In this short article, we will answer the question “Is it normal not to know what I want to eat?” and will show you the different types of hunger.
Is it normal not to know what I want to eat?
Yes, this sensation is normal. Sometimes you feel hungry but cannot identify what you want to eat. Hunger comes in many forms; there are different kinds of hunger in addition to physiological hunger.
Be aware of your body. Developing this listening skill may seem difficult, but it is doable. In reality, this impression varies greatly from person to person, and the body always communicates when it needs nourishment, just as emotions communicate desires.
It is normal to lose this connection when forced eating regimens, diets, or even a lack of time to eat in quiet are present.
Examine the stimuli for each to help determine the type of hunger:
Eye hunger is that memory-based feast that makes your eyes water and makes you salivate. An online image or photo alone already creates a stir.
That good smell of food when you pass in front of the restaurant or come from the neighbour’s house makes you want to try the menu.
Sour, sweet, salty, spicy, or bitter are individual cravings, as well as the flavour and texture that can produce that desire since you’ve already tried the treatment and approved of it — and want to eat it again! It is necessary to chew in order to arouse these sensations.
A crunchy food produces a chewing sound that stimulates the pleasure centre of the brain, causing ear hunger. You start munching popcorn and find that you can’t stop. Mushy food won’t likely cause hunger in the same manner.
Stomach hunger: In general, you don’t feel particularly hungry, but your stomach is growling at you, making you want to eat something to sate it.
Cellular or body hunger:
Cellular or body hunger: It frequently makes you crave certain things, and if you don’t eat them, you might feel irritable or exhausted.
Generally speaking, we are motivated by binary concepts (good or unhealthy), and we make decisions based on nutritional assessments: it is fattening, it is nasty, it is tasty, it has few calories, etc.
You begin to put more emphasis on “thinking” and cease paying attention to what your body wants and needs.
Heart hunger is correlated with emotional memories of that grandmother’s cake, the mother’s cooking, or an unforgettable travel experience. The meal is what evokes symbolism and a sense of security.
How should I respond to the many forms of hunger?
Disable the autopilot Get off autopilot if you want to manage all sorts of hunger successfully. Moving while eating while talking on the phone and not paying attention to the food is not good for the relationship with the body.

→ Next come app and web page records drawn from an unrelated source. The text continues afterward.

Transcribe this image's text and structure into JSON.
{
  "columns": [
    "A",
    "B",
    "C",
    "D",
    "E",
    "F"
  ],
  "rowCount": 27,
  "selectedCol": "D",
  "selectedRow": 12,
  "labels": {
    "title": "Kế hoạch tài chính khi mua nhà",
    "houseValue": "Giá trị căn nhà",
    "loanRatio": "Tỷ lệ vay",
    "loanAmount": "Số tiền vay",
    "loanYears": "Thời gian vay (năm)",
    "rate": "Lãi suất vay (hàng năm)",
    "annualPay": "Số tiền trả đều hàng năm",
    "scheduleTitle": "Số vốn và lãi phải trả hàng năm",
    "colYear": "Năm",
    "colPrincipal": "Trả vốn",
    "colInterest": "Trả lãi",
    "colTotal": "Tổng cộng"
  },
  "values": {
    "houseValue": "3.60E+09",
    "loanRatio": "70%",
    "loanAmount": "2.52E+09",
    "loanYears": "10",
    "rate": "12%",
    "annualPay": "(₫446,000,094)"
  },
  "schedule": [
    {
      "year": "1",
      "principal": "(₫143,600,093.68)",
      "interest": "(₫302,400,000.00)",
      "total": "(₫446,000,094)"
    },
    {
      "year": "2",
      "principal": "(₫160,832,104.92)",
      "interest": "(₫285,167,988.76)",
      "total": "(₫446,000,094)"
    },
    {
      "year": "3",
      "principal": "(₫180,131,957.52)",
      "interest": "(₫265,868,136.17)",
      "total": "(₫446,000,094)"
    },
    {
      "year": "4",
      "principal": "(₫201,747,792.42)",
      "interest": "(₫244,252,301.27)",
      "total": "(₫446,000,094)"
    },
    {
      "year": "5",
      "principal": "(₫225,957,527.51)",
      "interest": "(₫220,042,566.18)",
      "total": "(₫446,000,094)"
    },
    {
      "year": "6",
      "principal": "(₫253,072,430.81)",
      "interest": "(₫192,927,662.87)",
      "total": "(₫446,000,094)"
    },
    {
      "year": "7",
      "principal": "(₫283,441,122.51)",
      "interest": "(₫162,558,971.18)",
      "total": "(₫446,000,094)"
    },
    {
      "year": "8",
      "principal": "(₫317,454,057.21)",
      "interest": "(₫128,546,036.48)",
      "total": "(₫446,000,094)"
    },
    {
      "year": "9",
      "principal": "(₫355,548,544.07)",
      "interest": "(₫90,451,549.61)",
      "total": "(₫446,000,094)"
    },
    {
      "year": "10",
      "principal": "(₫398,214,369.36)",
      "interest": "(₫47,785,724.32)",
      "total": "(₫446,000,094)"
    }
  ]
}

Many things that involve our senses, such as smelling a meal, seeing food displayed in a window, hearing someone talk about food, or needing to cool off because it’s hot, might trigger the desire to eat.
Building this connection makes it simpler to recognize the many types of hunger and prevent imbalance, which can be hazardous.
Dysfunctional emotional eating is urgent, it doesn’t aim for satiety, and hunger doesn’t go away because, at that particular moment, the person wants consolation more than food. So you may use “I deserve it” to justify eating more calories on that miserable day.
Simply said, it is not worthwhile to employ the reward technique repeatedly. It is possible to eat mindfully by recognizing the body’s cues, which includes learning to find comfort in other ways besides eating. Another piece of advice is to stay well-hydrated.
Because of their proximity to the hypothalamus, the brain area that regulates hunger and thirst signals might be misinterpreted. Whenever in doubt, sip on some water. The body is intelligent and can determine what it needs.
One of the primary indicators that the body is dehydrated is that the mucosa becomes dry when one is thirsty. Don’t allow it to reach that point!
In this short article, we have answered the question “Is it normal not to know what I want to eat?” and have shown you the different types of hunger.